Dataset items
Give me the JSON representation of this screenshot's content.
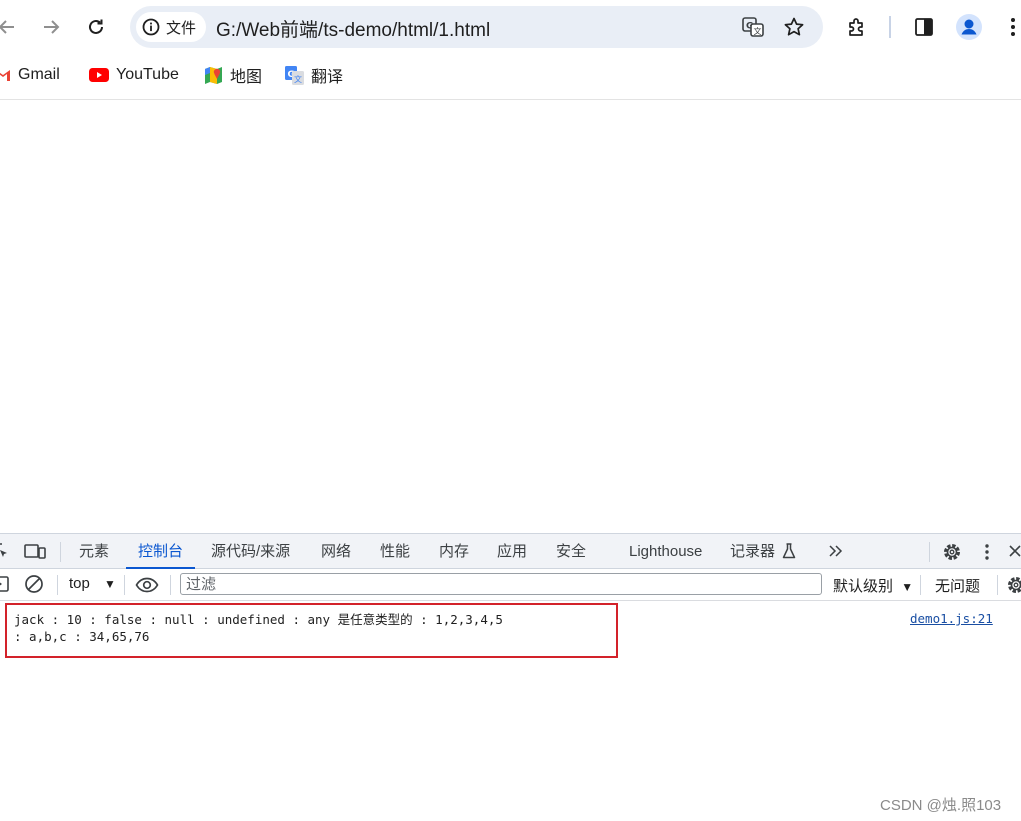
{
  "browser": {
    "site_info_label": "文件",
    "url": "G:/Web前端/ts-demo/html/1.html",
    "icons": [
      "back-arrow-icon",
      "forward-arrow-icon",
      "reload-icon",
      "info-icon",
      "translate-icon",
      "star-icon",
      "extensions-puzzle-icon",
      "side-panel-icon",
      "profile-avatar-icon",
      "more-vertical-icon"
    ]
  },
  "bookmarks": [
    {
      "label": "Gmail",
      "icon": "gmail-icon"
    },
    {
      "label": "YouTube",
      "icon": "youtube-icon"
    },
    {
      "label": "地图",
      "icon": "maps-icon"
    },
    {
      "label": "翻译",
      "icon": "google-translate-icon"
    }
  ],
  "devtools": {
    "tabs": [
      {
        "label": "元素",
        "active": false
      },
      {
        "label": "控制台",
        "active": true
      },
      {
        "label": "源代码/来源",
        "active": false
      },
      {
        "label": "网络",
        "active": false
      },
      {
        "label": "性能",
        "active": false
      },
      {
        "label": "内存",
        "active": false
      },
      {
        "label": "应用",
        "active": false
      },
      {
        "label": "安全",
        "active": false
      },
      {
        "label": "Lighthouse",
        "active": false
      },
      {
        "label": "记录器",
        "active": false
      }
    ],
    "console": {
      "context": "top",
      "filter_placeholder": "过滤",
      "levels": "默认级别",
      "issues": "无问题"
    },
    "log": {
      "line1": "jack : 10 : false : null : undefined : any 是任意类型的 : 1,2,3,4,5",
      "line2": ": a,b,c : 34,65,76",
      "source": "demo1.js:21"
    }
  },
  "watermark": "CSDN @烛.照103",
  "colors": {
    "accent": "#0b57d0",
    "highlight_border": "#d3222a",
    "omnibox_bg": "#e9eef6",
    "devtools_tab_bg": "#f1f3f7"
  }
}
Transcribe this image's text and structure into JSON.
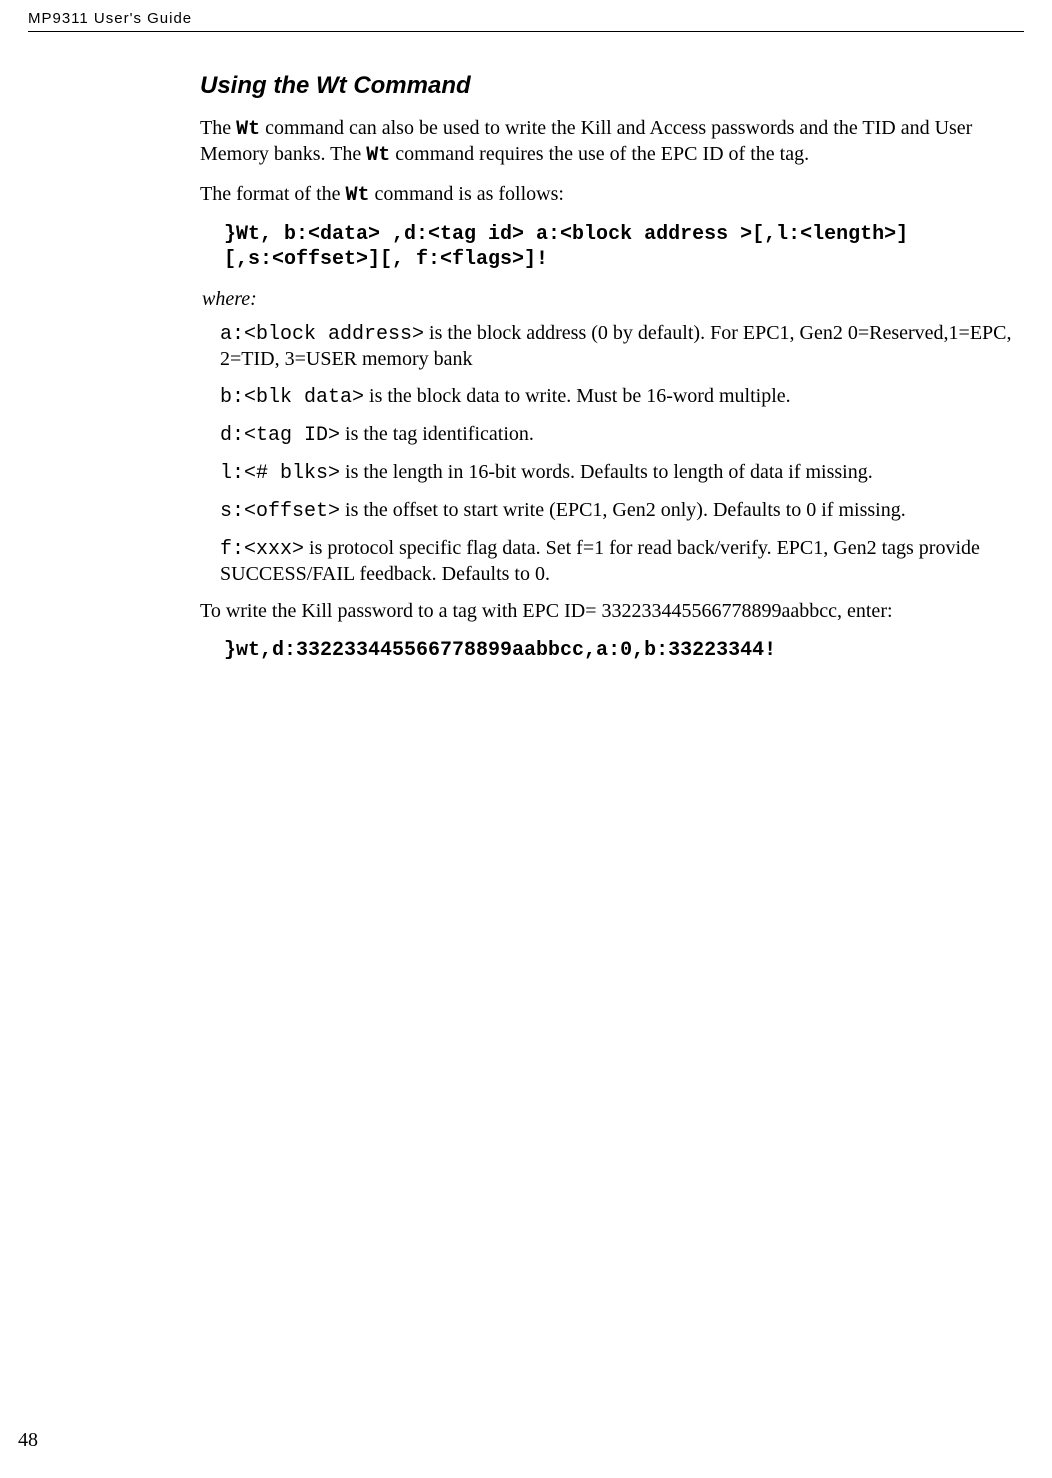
{
  "header": {
    "doc_title": "MP9311 User's Guide"
  },
  "section": {
    "title": "Using the Wt Command"
  },
  "para1": {
    "t1": "The ",
    "wt": "Wt",
    "t2": " command can also be used to write the Kill and Access passwords and the TID and User Memory banks. The ",
    "wt2": "Wt",
    "t3": " command requires the use of the EPC ID of the tag."
  },
  "para2": {
    "t1": "The format of the ",
    "wt": "Wt",
    "t2": " command is as follows:"
  },
  "code1_line1": "}Wt, b:<data> ,d:<tag id> a:<block address >[,l:<length>]",
  "code1_line2": "[,s:<offset>][, f:<flags>]!",
  "where_label": "where:",
  "params": {
    "a": {
      "code": "a:<block address>",
      "desc": "  is the block address (0 by default). For EPC1, Gen2 0=Reserved,1=EPC, 2=TID, 3=USER memory bank"
    },
    "b": {
      "code": "b:<blk data>",
      "desc": " is the block data to write. Must be 16-word multiple."
    },
    "d": {
      "code": "d:<tag ID>",
      "desc": " is the tag identification."
    },
    "l": {
      "code": "l:<# blks>",
      "desc": " is the length in 16-bit words. Defaults to length of data if missing."
    },
    "s": {
      "code": "s:<offset>",
      "desc": " is the offset to start write (EPC1, Gen2 only). Defaults  to 0 if missing."
    },
    "f": {
      "code": "f:<xxx>",
      "desc": " is protocol specific flag data. Set f=1 for read back/verify. EPC1, Gen2 tags provide SUCCESS/FAIL feedback. Defaults to 0."
    }
  },
  "para3": "To write the Kill password to a tag with EPC ID= 332233445566778899aabbcc, enter:",
  "code2": "}wt,d:332233445566778899aabbcc,a:0,b:33223344!",
  "page_number": "48"
}
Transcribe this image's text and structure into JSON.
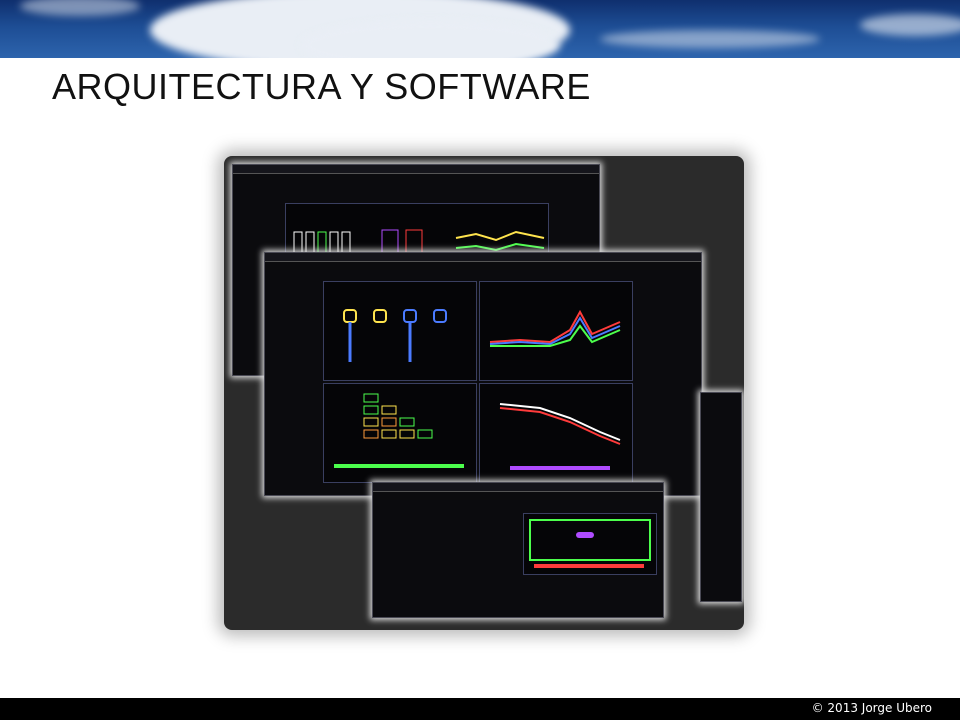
{
  "slide": {
    "title": "ARQUITECTURA Y SOFTWARE",
    "copyright": "© 2013 Jorge Ubero"
  },
  "screenshot": {
    "description_icon": "software-windows-collage",
    "colors": {
      "background": "#0b0b0e",
      "accent_green": "#4cff4c",
      "accent_yellow": "#ffe44d",
      "accent_red": "#ff3b3b",
      "accent_blue": "#4b7bff",
      "accent_purple": "#b04cff"
    }
  }
}
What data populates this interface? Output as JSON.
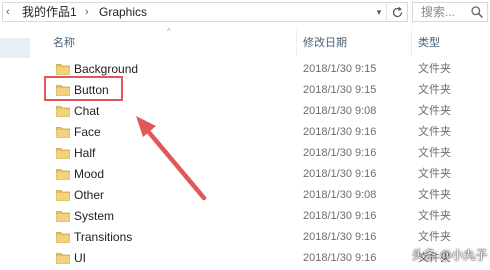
{
  "address_bar": {
    "chevron_icon": "chevron-left-icon",
    "breadcrumb": [
      "我的作品1",
      "Graphics"
    ],
    "separator": "›",
    "dropdown_icon": "chevron-down-icon",
    "refresh_icon": "refresh-icon"
  },
  "search": {
    "placeholder": "搜索...",
    "icon": "search-icon"
  },
  "columns": {
    "name": "名称",
    "date": "修改日期",
    "type": "类型"
  },
  "files": [
    {
      "name": "Background",
      "date": "2018/1/30 9:15",
      "type": "文件夹"
    },
    {
      "name": "Button",
      "date": "2018/1/30 9:15",
      "type": "文件夹"
    },
    {
      "name": "Chat",
      "date": "2018/1/30 9:08",
      "type": "文件夹"
    },
    {
      "name": "Face",
      "date": "2018/1/30 9:16",
      "type": "文件夹"
    },
    {
      "name": "Half",
      "date": "2018/1/30 9:16",
      "type": "文件夹"
    },
    {
      "name": "Mood",
      "date": "2018/1/30 9:16",
      "type": "文件夹"
    },
    {
      "name": "Other",
      "date": "2018/1/30 9:08",
      "type": "文件夹"
    },
    {
      "name": "System",
      "date": "2018/1/30 9:16",
      "type": "文件夹"
    },
    {
      "name": "Transitions",
      "date": "2018/1/30 9:16",
      "type": "文件夹"
    },
    {
      "name": "UI",
      "date": "2018/1/30 9:16",
      "type": "文件夹"
    }
  ],
  "highlighted_item": "Button",
  "annotation_color": "#e05858",
  "folder_color": "#e8c25a",
  "watermark": "头条 @小丸子"
}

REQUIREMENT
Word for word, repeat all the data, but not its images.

WORKED SOLUTION
Give me the JSON representation of this screenshot's content.
{
  "browser": {
    "site_info_label": "文件",
    "url": "G:/Web前端/ts-demo/html/1.html",
    "icons": [
      "back-arrow-icon",
      "forward-arrow-icon",
      "reload-icon",
      "info-icon",
      "translate-icon",
      "star-icon",
      "extensions-puzzle-icon",
      "side-panel-icon",
      "profile-avatar-icon",
      "more-vertical-icon"
    ]
  },
  "bookmarks": [
    {
      "label": "Gmail",
      "icon": "gmail-icon"
    },
    {
      "label": "YouTube",
      "icon": "youtube-icon"
    },
    {
      "label": "地图",
      "icon": "maps-icon"
    },
    {
      "label": "翻译",
      "icon": "google-translate-icon"
    }
  ],
  "devtools": {
    "tabs": [
      {
        "label": "元素",
        "active": false
      },
      {
        "label": "控制台",
        "active": true
      },
      {
        "label": "源代码/来源",
        "active": false
      },
      {
        "label": "网络",
        "active": false
      },
      {
        "label": "性能",
        "active": false
      },
      {
        "label": "内存",
        "active": false
      },
      {
        "label": "应用",
        "active": false
      },
      {
        "label": "安全",
        "active": false
      },
      {
        "label": "Lighthouse",
        "active": false
      },
      {
        "label": "记录器",
        "active": false
      }
    ],
    "console": {
      "context": "top",
      "filter_placeholder": "过滤",
      "levels": "默认级别",
      "issues": "无问题"
    },
    "log": {
      "line1": "jack : 10 : false : null : undefined : any 是任意类型的 : 1,2,3,4,5",
      "line2": ": a,b,c : 34,65,76",
      "source": "demo1.js:21"
    }
  },
  "watermark": "CSDN @烛.照103",
  "colors": {
    "accent": "#0b57d0",
    "highlight_border": "#d3222a",
    "omnibox_bg": "#e9eef6",
    "devtools_tab_bg": "#f1f3f7"
  }
}
Transcribe this image's text and structure into JSON.
{
  "header": {
    "doc_title": "MP9311 User's Guide"
  },
  "section": {
    "title": "Using the Wt Command"
  },
  "para1": {
    "t1": "The ",
    "wt": "Wt",
    "t2": " command can also be used to write the Kill and Access passwords and the TID and User Memory banks. The ",
    "wt2": "Wt",
    "t3": " command requires the use of the EPC ID of the tag."
  },
  "para2": {
    "t1": "The format of the ",
    "wt": "Wt",
    "t2": " command is as follows:"
  },
  "code1_line1": "}Wt, b:<data> ,d:<tag id> a:<block address >[,l:<length>]",
  "code1_line2": "[,s:<offset>][, f:<flags>]!",
  "where_label": "where:",
  "params": {
    "a": {
      "code": "a:<block address>",
      "desc": "  is the block address (0 by default). For EPC1, Gen2 0=Reserved,1=EPC, 2=TID, 3=USER memory bank"
    },
    "b": {
      "code": "b:<blk data>",
      "desc": " is the block data to write. Must be 16-word multiple."
    },
    "d": {
      "code": "d:<tag ID>",
      "desc": " is the tag identification."
    },
    "l": {
      "code": "l:<# blks>",
      "desc": " is the length in 16-bit words. Defaults to length of data if missing."
    },
    "s": {
      "code": "s:<offset>",
      "desc": " is the offset to start write (EPC1, Gen2 only). Defaults  to 0 if missing."
    },
    "f": {
      "code": "f:<xxx>",
      "desc": " is protocol specific flag data. Set f=1 for read back/verify. EPC1, Gen2 tags provide SUCCESS/FAIL feedback. Defaults to 0."
    }
  },
  "para3": "To write the Kill password to a tag with EPC ID= 332233445566778899aabbcc, enter:",
  "code2": "}wt,d:332233445566778899aabbcc,a:0,b:33223344!",
  "page_number": "48"
}
Transcribe this image's text and structure into JSON.
{
  "slide": {
    "title": "ARQUITECTURA Y SOFTWARE",
    "copyright": "© 2013 Jorge Ubero"
  },
  "screenshot": {
    "description_icon": "software-windows-collage",
    "colors": {
      "background": "#0b0b0e",
      "accent_green": "#4cff4c",
      "accent_yellow": "#ffe44d",
      "accent_red": "#ff3b3b",
      "accent_blue": "#4b7bff",
      "accent_purple": "#b04cff"
    }
  }
}
What data populates this interface? Output as JSON.
{
  "address_bar": {
    "chevron_icon": "chevron-left-icon",
    "breadcrumb": [
      "我的作品1",
      "Graphics"
    ],
    "separator": "›",
    "dropdown_icon": "chevron-down-icon",
    "refresh_icon": "refresh-icon"
  },
  "search": {
    "placeholder": "搜索...",
    "icon": "search-icon"
  },
  "columns": {
    "name": "名称",
    "date": "修改日期",
    "type": "类型"
  },
  "files": [
    {
      "name": "Background",
      "date": "2018/1/30 9:15",
      "type": "文件夹"
    },
    {
      "name": "Button",
      "date": "2018/1/30 9:15",
      "type": "文件夹"
    },
    {
      "name": "Chat",
      "date": "2018/1/30 9:08",
      "type": "文件夹"
    },
    {
      "name": "Face",
      "date": "2018/1/30 9:16",
      "type": "文件夹"
    },
    {
      "name": "Half",
      "date": "2018/1/30 9:16",
      "type": "文件夹"
    },
    {
      "name": "Mood",
      "date": "2018/1/30 9:16",
      "type": "文件夹"
    },
    {
      "name": "Other",
      "date": "2018/1/30 9:08",
      "type": "文件夹"
    },
    {
      "name": "System",
      "date": "2018/1/30 9:16",
      "type": "文件夹"
    },
    {
      "name": "Transitions",
      "date": "2018/1/30 9:16",
      "type": "文件夹"
    },
    {
      "name": "UI",
      "date": "2018/1/30 9:16",
      "type": "文件夹"
    }
  ],
  "highlighted_item": "Button",
  "annotation_color": "#e05858",
  "folder_color": "#e8c25a",
  "watermark": "头条 @小丸子"
}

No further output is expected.